Living Within Our Means
Other big news is the passage of the Senate Majority Coalition Caucus’s budget. The budget passed with a bipartisan 30-18 vote. Democrat budget leader Sen. Jim Hargrove (D-Hoquiam) called it “the most transparent bipartisan process that’s ever happened.”
The bipartisan Senate budget plan is responsible, sustainable and balances without increasing taxeson Washington’s citizens and struggling businesses. Just as the voters and families that I represent must live within their means, so must the government who represents them.
As mandated by the State Supreme Court’s McCleary decision, the budget plan invests an additional $1.5 billion into K-12 education. It also prioritizes higher education and supports the 10-3-50 plan I co-sponsored. The budget proposes to decrease tuition at state colleges and universities by three percent while increasing state funding to those institutions by 11 percent. It also assigns $50 million in funding for institutions that meet certain performance standards.
The budget also still protects our most vulnerable citizens without increasing taxes that would stifle business and hit already-struggling taxpayers hard.
Although our economy is growing, it’s still fragile. Revenue forecasts indicate that the economy is growing just enough to create an additional $2 billion dollars in revenue. Increasing taxes, closing tax breaks and extending temporary taxes that are set to expire would only serve to hinder this slow growth and break campaign promises to the voters. Lawmakers must make decisions that encourage business and growth which, in turn, will create jobs and increase revenue at a faster pace.
Other Budget Plans Proposed
While the Senate’s budget would not raise taxes, the House and the Governor have both proposed budgets that would raise taxes as well leave less money in reserve for future hard times. Their plans also increase spending by more than the Senate’s plan.
One reason for the difference is because the Senate’s budget proposal finds $250 million dollars in government efficiencies through “lean management” techniques and prioritizing government responsibilities. The Senate budget spends $1.1 billion less than Governor Inslee’s $34.4 billion-dollar spending plan and about $1.15 billion less than the House budget.
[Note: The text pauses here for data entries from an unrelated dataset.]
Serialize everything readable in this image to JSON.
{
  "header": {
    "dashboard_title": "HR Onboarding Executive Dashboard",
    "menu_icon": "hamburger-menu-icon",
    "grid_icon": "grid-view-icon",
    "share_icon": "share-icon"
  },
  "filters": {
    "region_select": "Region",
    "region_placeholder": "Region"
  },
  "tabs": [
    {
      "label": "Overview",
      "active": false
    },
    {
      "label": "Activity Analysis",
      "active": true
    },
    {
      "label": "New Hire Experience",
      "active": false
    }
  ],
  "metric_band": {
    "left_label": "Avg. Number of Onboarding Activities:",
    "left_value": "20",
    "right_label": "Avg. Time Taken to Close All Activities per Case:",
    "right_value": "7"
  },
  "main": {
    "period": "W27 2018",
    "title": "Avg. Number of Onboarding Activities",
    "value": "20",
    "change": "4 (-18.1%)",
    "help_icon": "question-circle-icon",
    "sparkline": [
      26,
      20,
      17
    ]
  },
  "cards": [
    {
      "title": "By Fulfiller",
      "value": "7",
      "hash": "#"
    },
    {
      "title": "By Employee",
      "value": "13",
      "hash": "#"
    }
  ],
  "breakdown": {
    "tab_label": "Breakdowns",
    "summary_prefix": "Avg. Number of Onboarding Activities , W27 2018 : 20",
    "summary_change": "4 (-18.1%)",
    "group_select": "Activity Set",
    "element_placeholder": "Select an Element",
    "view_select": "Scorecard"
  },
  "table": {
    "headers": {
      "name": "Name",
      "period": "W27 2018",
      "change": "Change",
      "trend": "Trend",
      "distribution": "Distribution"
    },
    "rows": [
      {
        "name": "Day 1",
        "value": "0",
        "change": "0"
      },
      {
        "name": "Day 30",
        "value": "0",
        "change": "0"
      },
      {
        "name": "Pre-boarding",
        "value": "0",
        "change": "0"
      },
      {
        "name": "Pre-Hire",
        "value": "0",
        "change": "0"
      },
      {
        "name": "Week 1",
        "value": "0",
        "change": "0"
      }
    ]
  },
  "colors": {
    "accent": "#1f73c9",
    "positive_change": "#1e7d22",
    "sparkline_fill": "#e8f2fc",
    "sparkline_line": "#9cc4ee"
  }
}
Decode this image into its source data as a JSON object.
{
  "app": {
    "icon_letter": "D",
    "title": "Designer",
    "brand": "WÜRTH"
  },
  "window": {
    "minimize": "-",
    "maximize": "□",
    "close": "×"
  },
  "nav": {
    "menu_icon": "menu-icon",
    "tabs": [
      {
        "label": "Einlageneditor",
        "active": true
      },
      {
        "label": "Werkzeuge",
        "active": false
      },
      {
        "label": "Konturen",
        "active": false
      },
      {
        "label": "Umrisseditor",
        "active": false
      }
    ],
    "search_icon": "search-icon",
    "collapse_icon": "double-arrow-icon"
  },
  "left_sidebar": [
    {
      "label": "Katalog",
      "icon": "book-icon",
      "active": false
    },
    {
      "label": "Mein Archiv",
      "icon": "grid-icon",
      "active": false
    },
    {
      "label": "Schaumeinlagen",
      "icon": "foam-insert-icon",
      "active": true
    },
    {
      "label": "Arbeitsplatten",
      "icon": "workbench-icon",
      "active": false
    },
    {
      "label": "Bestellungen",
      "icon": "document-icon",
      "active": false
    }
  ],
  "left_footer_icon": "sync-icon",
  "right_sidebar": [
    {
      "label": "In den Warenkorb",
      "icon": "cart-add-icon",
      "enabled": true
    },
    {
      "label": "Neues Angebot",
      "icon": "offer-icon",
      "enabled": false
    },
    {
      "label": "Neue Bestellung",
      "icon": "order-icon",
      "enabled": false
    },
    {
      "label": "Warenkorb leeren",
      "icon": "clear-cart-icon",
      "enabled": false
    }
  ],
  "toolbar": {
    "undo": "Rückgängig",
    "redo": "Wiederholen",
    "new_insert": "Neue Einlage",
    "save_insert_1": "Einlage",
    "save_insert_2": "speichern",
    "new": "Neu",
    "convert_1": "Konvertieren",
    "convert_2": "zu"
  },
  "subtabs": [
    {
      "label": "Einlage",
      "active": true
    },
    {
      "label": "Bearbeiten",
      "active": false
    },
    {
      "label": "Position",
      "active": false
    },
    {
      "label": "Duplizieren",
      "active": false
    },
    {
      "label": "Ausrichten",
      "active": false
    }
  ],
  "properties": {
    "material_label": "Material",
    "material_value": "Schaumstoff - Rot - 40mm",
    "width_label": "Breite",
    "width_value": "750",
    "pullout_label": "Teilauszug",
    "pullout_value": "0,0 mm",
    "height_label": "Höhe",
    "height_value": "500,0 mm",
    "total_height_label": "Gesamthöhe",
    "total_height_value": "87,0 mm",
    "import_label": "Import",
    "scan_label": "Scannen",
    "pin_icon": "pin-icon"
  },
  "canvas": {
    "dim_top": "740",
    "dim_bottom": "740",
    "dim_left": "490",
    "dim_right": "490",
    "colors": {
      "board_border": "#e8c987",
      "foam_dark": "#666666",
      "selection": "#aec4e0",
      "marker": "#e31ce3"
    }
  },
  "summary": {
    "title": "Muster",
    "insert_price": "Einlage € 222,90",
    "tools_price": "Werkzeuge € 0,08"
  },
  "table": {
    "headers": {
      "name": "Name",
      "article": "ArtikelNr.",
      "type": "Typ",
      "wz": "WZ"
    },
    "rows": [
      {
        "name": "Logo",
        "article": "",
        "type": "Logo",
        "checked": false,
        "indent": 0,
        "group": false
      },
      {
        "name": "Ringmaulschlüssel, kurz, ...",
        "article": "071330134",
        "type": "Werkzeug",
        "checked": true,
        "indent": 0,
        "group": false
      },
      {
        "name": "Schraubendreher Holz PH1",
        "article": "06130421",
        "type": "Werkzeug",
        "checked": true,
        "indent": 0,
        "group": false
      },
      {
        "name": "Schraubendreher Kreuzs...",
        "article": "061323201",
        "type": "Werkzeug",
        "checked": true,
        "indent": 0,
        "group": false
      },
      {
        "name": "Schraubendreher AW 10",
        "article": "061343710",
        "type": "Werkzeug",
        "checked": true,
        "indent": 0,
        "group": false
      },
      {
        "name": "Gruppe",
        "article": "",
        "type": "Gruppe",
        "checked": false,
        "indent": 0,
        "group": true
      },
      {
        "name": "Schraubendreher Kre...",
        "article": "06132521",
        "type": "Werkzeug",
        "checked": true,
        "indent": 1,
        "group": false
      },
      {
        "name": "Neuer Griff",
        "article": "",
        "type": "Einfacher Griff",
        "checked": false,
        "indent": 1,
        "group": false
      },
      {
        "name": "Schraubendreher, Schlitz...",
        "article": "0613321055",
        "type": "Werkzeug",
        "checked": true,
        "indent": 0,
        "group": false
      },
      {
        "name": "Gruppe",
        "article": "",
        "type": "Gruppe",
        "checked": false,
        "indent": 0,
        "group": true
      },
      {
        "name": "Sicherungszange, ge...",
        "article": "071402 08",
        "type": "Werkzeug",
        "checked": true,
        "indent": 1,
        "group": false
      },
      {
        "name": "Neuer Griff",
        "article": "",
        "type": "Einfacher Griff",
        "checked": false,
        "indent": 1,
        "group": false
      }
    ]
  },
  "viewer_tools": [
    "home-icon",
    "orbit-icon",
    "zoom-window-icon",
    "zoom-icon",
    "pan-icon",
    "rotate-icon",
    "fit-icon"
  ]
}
Because of these disparities in priorities, it’s not likely this budget plan will be adopted by the House and signed by the Governor without substantial review and amendment. All the budgets will now be debated until, hopefully, an acceptable agreement can be hammered out. A budget agreement must be achieved by April 28 for the Legislature to wrap up the 2013 Session without having to call a special session.
The bipartisan Senate’s operating budget proposal is a sensible, sustainable plan for the people of the 10th District and I and many of my colleagues are working hard to ensure the best of it makes it through the budget debates and into the final budget by the end of April. Please feel free to send me your thoughts about the budget. My priority is representing your best interests.
As always, thank you for your support.
State Need Grants for Undocumented Students?
This week I wanted to bring up an issue that is truly a hot topic that I think deserves thoughtful discussion.
The Washington State House of Representatives just recently passed House Bill 1817 with a bipartisan vote. The bill, which has been dubbed the Washington Dream Act, would give undocumented students who graduate from high school in our state access to the State Need Grant program.
There are a lot of opinions on both sides of this issue. Proponents feel that we should give the same opportunities as everyone else to students who were brought to our country by no choice of their own. Opponents believe we should prioritize students who already are unable to receive the State Need Grant because of a lack of funding.
This coming Thursday I will be holding a hearing for House Bill 1817 in the Senate Higher Education Committee, which I chair. I look forward to hearing opinions from people on both sides of the issue. But you have the opportunity to share your opinion with me before Thursday comes. Please take a moment to respond to my survey below: